Black staining around nails is iron oxide caused by the effect of water  in contact with  nails. 5/16” face nailed material is prone to this problem. It is not reversible and floor replacement is indicated.

Installing hardwood floors over concrete is prone to problems due to potential concrete moisture issues . The best way to do it is to install a barrier. Be cautious of all-in-one adhesives. All adhesives of this type have disclaimers about thickness and uniformity. If not done perfectly the adhesive manufacturer will deny all claims. Prior to installation, he recommends grinding the concrete surface, and ensuring that the concrete surface is clean, dry, and porous . Howard uses BONA products and as manufacturer specified: he uses BonaR540 Moisture Barrier, applies 2 applications of R540 and then installs wood within 48 hours.

Is certification a substitute for real experience, education and competence? “Just because I’m wearing a Ferrari hat doesn’t make me a Ferrari.”  “Either you Is or you Ain’t!” A certification may give the impression of competence; and provide the confidence to speak with great certainty and confidence; it’s not a substitute for knowledge, experience and common sense.

NOFMA started in 1909. In 1978, Howard went to work for NOFMA. As the newest and youngest employee, he was tasked with learning, developing and teaching the installation training program.  The instructive, un-biased, neutrally written installation guideline became the industry standard.

The 2007-2009 financial crunch closed NOFMA and forced a merger with NWFA. The installation guidelines were changed to the BOHICA model, assigning responsibility for everything to the installer.

Howard tried and fought to effect change, and was unsuccessful. He notes in his CV that he did not renew his association membership due to a disagreement with policies.

Howard loves trade associations.

Consensus is a monster responsible for poor thinking. Everything isn’t negotiable. There’s right and there’s wrong, There’s black and there’s white. Scientific facts are not developed by consensus. Consensus does not drive facts, science or statistics. Consensus standards are the lowest common denominator.

Outcomes are what matter. How things look and perform after completion. This isn’t a volleyball game. You can’t manage what you can’t measure.

Pete Consigli, Restoration Industry Global Watchdog:

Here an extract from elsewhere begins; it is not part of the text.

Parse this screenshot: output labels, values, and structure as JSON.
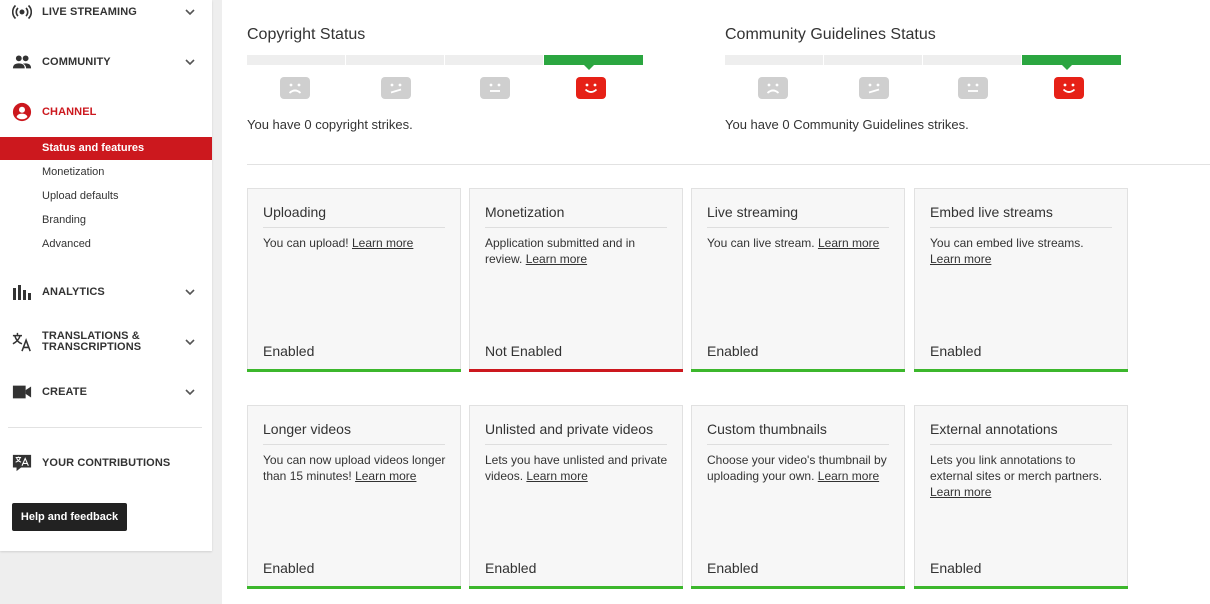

  • Hardwood flooring associations’ struggles with consensus and guidelines are applicable to every industry. Lessons learned transcend various disciplines and trades.
  • Consensus standards generally are developed to establish a “base line” or the minimum criteria of competency. They shouldn’t be touted as the “state of the art” or other terms of marketing puffery!
  • Standards are either Non-Voluntary, such as a code or statue which is a law, or Voluntary; such as industry standards developed through the ANSI consensus process.
  • Standard types are written in a prescriptive style (procedural) or characterized as being performance based. Howard prefers the later, often referred to as a “results oriented” standard.
  • People join associations to “associate” and do together what cannot be done individually.
  • When skilled and knowledgeable dues paying members are not supported by their association leadership, it kills the spirit and engagement of the “flock”. An association that loses its vibrancy, is doomed to irrelevancy!
  • Marty King started every seminar or workshop by stating, “No one of the heads knows more than all the heads”. Howard makes an analogous comment he kicks off for training events he facilitates.
  • Mickey Lee, a respected restoration industry educator likes to characterize his training style as a “Facilitator of knowledge.”.

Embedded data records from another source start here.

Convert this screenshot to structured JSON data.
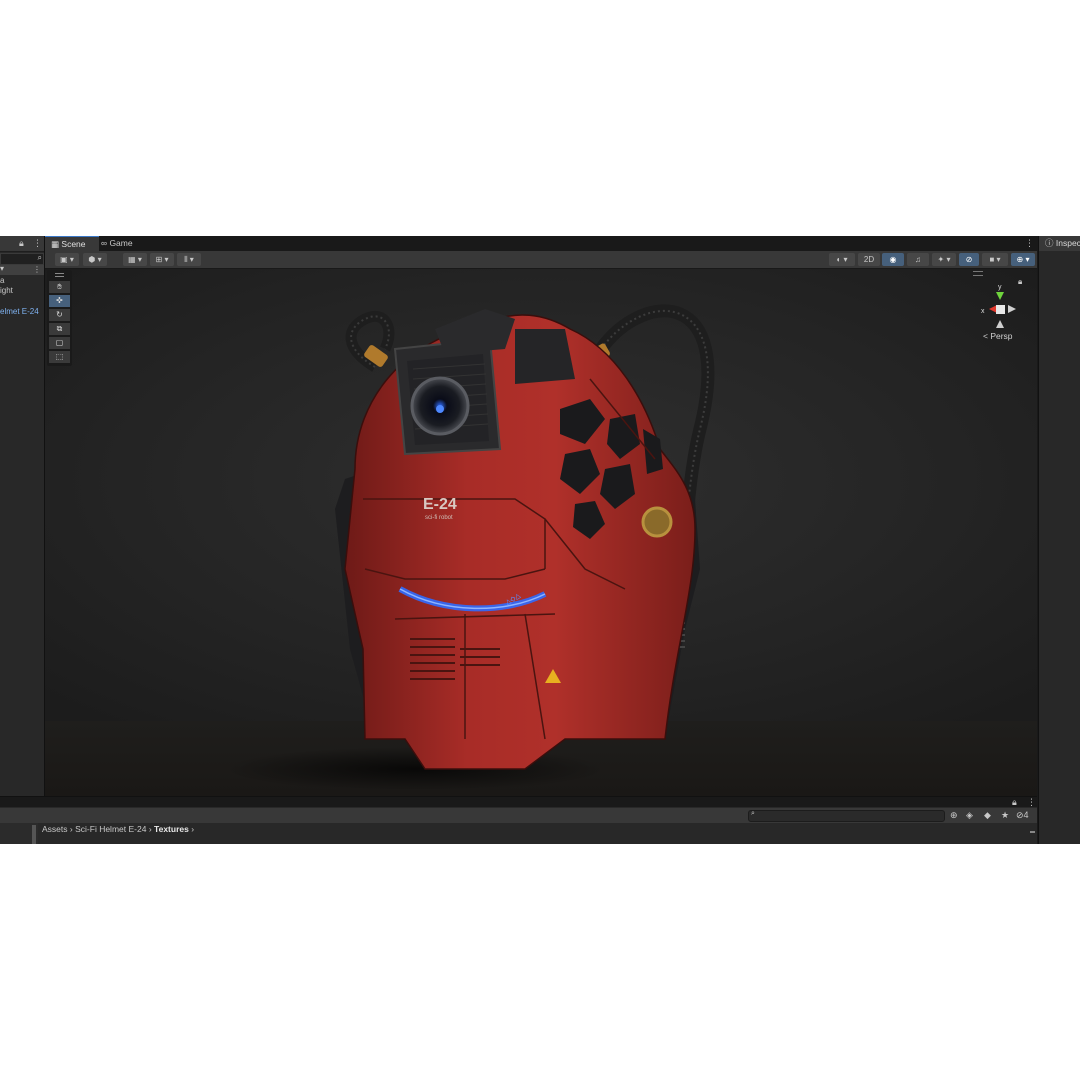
{
  "hierarchy": {
    "items": [
      {
        "label": "a"
      },
      {
        "label": "ight"
      },
      {
        "label": "elmet E-24"
      }
    ],
    "icons": [
      "lock-icon",
      "kebab-menu-icon",
      "search-icon"
    ]
  },
  "scene_view": {
    "tabs": [
      {
        "label": "Scene",
        "icon": "grid-icon"
      },
      {
        "label": "Game",
        "icon": "gamepad-icon"
      }
    ],
    "toolbar": {
      "mode_2d_label": "2D"
    },
    "tools": [
      "hand-tool",
      "move-tool",
      "rotate-tool",
      "scale-tool",
      "rect-tool",
      "transform-tool"
    ],
    "active_tool": "move-tool",
    "gizmo": {
      "axis_x_label": "x",
      "axis_y_label": "y",
      "projection_label": "Persp"
    },
    "model": {
      "marking_main": "E-24",
      "marking_sub": "sci-fi robot",
      "colors": {
        "hull": "#b0302a",
        "frame": "#2a2a2c",
        "glow": "#2e6cff",
        "brass": "#b07a2c"
      }
    }
  },
  "inspector": {
    "tab_label": "Inspect"
  },
  "project": {
    "breadcrumb": [
      "Assets",
      "Sci-Fi Helmet E-24",
      "Textures"
    ],
    "visibility_count": "4"
  }
}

Howard’s final comments:

Minimum standards become gold standards when the gold  standard is what works 100% of the time. Zero deviation ensures quality. Falling below the gold standard increases risk of failure and defeat.

Reference info: Howard’s courses and recommended reading:

Wood Handbook, Wood as an engineering material. Free download

Books by R. Bruce Hoadley Understanding Wood,  Identifying Wood

Z-Man signing off


Question: What is rule number 229 oh Hammurabi’s Code?

Answer: If a builder build a house for a man and do not make his construction firm, and the house which he has built collapse and cause the death of the owner of the house, that builder should be put to death.